*** Exercise inputs ***
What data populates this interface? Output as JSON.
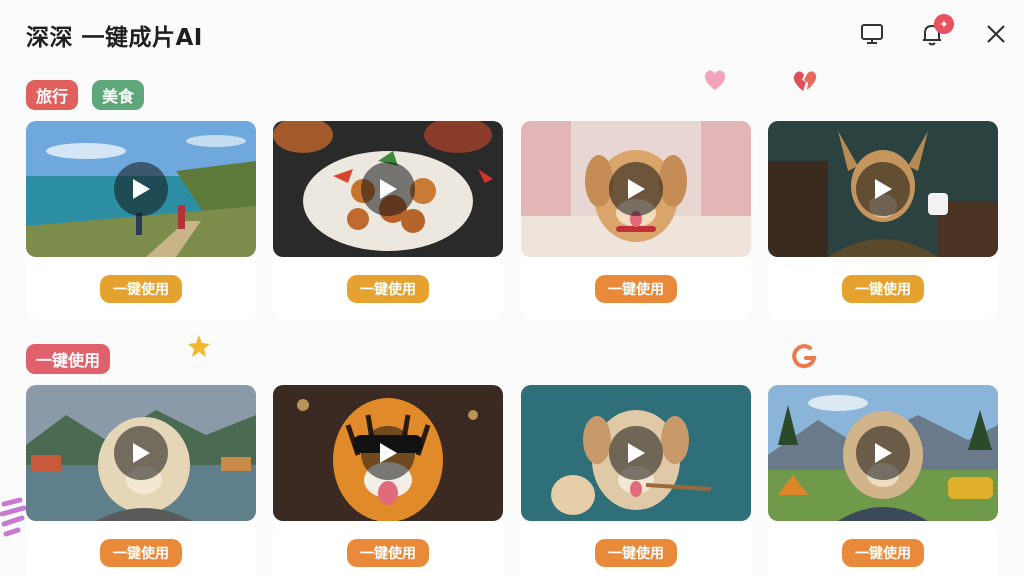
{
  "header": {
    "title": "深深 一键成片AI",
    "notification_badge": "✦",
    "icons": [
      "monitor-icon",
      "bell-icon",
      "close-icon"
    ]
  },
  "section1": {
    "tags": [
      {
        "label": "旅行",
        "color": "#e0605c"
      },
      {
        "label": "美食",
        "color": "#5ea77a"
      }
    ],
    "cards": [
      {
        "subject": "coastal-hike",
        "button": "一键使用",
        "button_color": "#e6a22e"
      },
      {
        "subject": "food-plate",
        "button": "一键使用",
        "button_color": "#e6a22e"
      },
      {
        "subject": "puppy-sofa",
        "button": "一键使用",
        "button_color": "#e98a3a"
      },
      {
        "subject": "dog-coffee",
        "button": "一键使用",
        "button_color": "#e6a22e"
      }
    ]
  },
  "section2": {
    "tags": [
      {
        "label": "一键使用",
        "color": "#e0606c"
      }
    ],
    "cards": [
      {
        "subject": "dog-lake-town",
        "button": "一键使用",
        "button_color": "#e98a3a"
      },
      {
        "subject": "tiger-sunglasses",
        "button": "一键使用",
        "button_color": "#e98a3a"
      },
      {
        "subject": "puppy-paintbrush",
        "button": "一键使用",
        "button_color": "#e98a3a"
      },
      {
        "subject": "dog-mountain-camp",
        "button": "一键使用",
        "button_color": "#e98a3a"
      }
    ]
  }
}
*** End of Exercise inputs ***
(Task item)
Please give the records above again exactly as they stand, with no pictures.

(Expected output)
What data populates this interface? Output as JSON.
{
  "header": {
    "title": "深深 一键成片AI",
    "notification_badge": "✦",
    "icons": [
      "monitor-icon",
      "bell-icon",
      "close-icon"
    ]
  },
  "section1": {
    "tags": [
      {
        "label": "旅行",
        "color": "#e0605c"
      },
      {
        "label": "美食",
        "color": "#5ea77a"
      }
    ],
    "cards": [
      {
        "subject": "coastal-hike",
        "button": "一键使用",
        "button_color": "#e6a22e"
      },
      {
        "subject": "food-plate",
        "button": "一键使用",
        "button_color": "#e6a22e"
      },
      {
        "subject": "puppy-sofa",
        "button": "一键使用",
        "button_color": "#e98a3a"
      },
      {
        "subject": "dog-coffee",
        "button": "一键使用",
        "button_color": "#e6a22e"
      }
    ]
  },
  "section2": {
    "tags": [
      {
        "label": "一键使用",
        "color": "#e0606c"
      }
    ],
    "cards": [
      {
        "subject": "dog-lake-town",
        "button": "一键使用",
        "button_color": "#e98a3a"
      },
      {
        "subject": "tiger-sunglasses",
        "button": "一键使用",
        "button_color": "#e98a3a"
      },
      {
        "subject": "puppy-paintbrush",
        "button": "一键使用",
        "button_color": "#e98a3a"
      },
      {
        "subject": "dog-mountain-camp",
        "button": "一键使用",
        "button_color": "#e98a3a"
      }
    ]
  }
}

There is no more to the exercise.